I was introduced to the William-Oliver Building during my freshman year when one of my friends lived there, it always stood out to me for its sense of opulence in an otherwise industrial-looking block. As an environmental science major with an interest in urban planning, I am at times hyper-aware of the built environment and curious about its histories such as why infrastructure like streets developed and how. Continuing my education this kind of information did not always feel readily available – looking for further history on land use in the area I was drawn back to the William-Oliver Building where I noticed a large plaque structure for the first time.

Student Selfie at downtown street history Installation
Student Selfie at Historic Downtown Streets Plaque Installation outside of William-Oliver Building

The installation is located across Peachtree St. from Hurt Park and features five panels including brief histories on Peachtree St., Marietta St., Whitehall St., Decatur St., and Edgewood Ave. – some of the most crucial roadways to Downtown. Each panel provides the street’s name and timelines, mostly dated back to the early 1800s, as well as the street’s past functions as indigenous routes or intra/inner city connectors. It seems to be one of the few places nearby that acknowledges (although incorrectly) the indigenous Muscogee-Creek Peoples that once lived in the region or their land uses. The “Peachtree Street” panel specifically provides information on the Peachtree Ridge, dubbed such by indigenous inhabitants, that the city expanded from. I have since learned that the indigenous-given name for the region surrounding the ridge, “Standing Peachtree”, was changed in the early 1800s when indigenous groups were forcibly removed by settlers and indigenous-erasure campaigns were executed. Such information is critical to understanding the socio-environmental history before colonialism, indigenous land use, and their impacts on modern development patterns.

Partially hidden from streetview, the plaque appears more historic and official than others I have seen due to its unique engraved metal structure.
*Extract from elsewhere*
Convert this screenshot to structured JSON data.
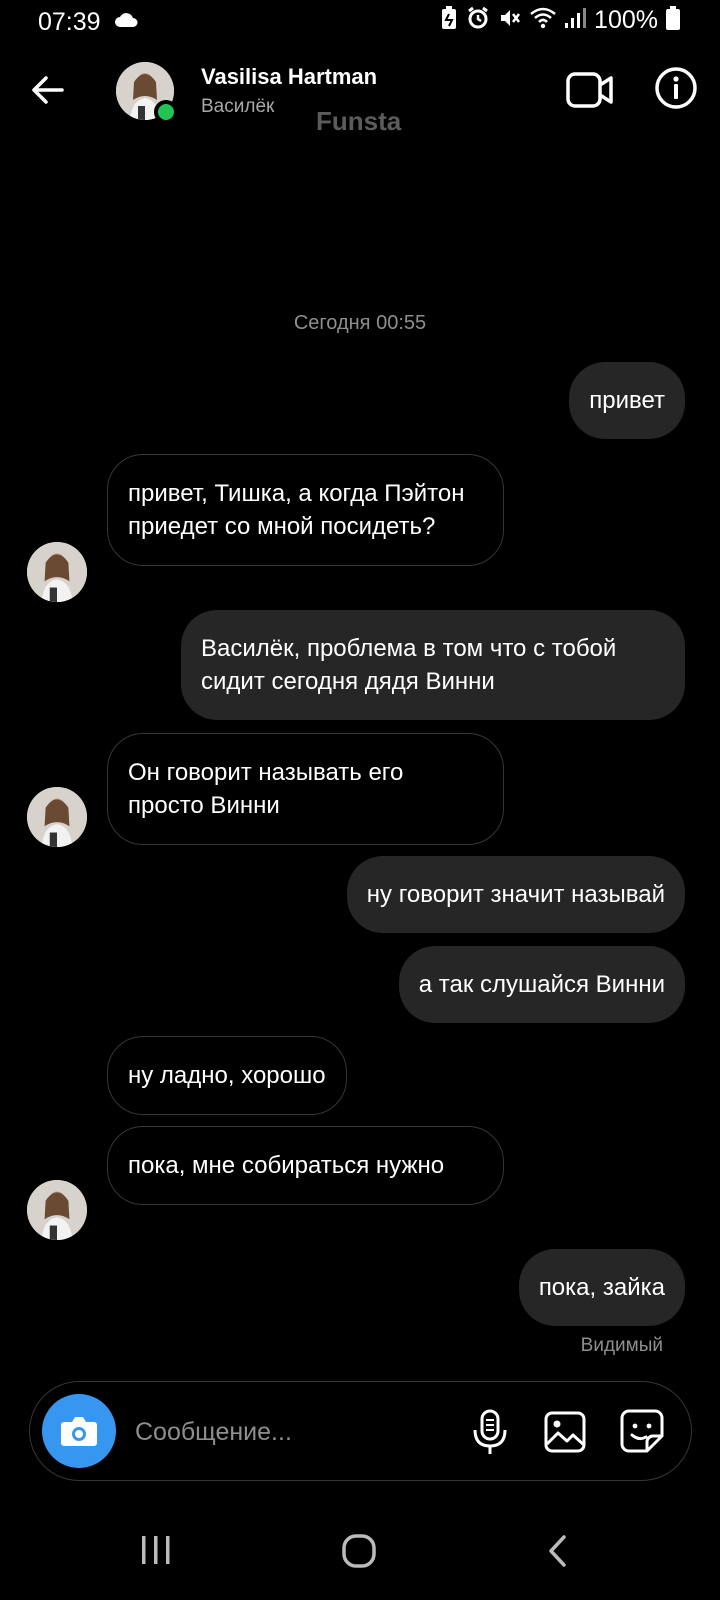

It is, however, visually similar to one nearby art installation (directly to the left of that discussed on the “island” on Peachtree St.) at the site of what was once a municipal well that provided water resources to the settlement of Terminus in the 1800s. The art piece provides no indication of this history or any relation to the installation at hand and they may have both been installed in preparation for the 1996 Olympic Games held in the city.

Regardless of when the historic downtown streets plaque was installed the provision of such information in a public space feels crucial to education on urban development and a good start towards more accurate historical representation. I find the understanding of how and why our travel paths and geographic resource use developed to be crucial in having a holistic understanding of concerns such as urban renewal and cultural preservation. There are still four panels on Downtown Street history not pictured here so if you’re curious to learn more I recommend stopping by and checking it out!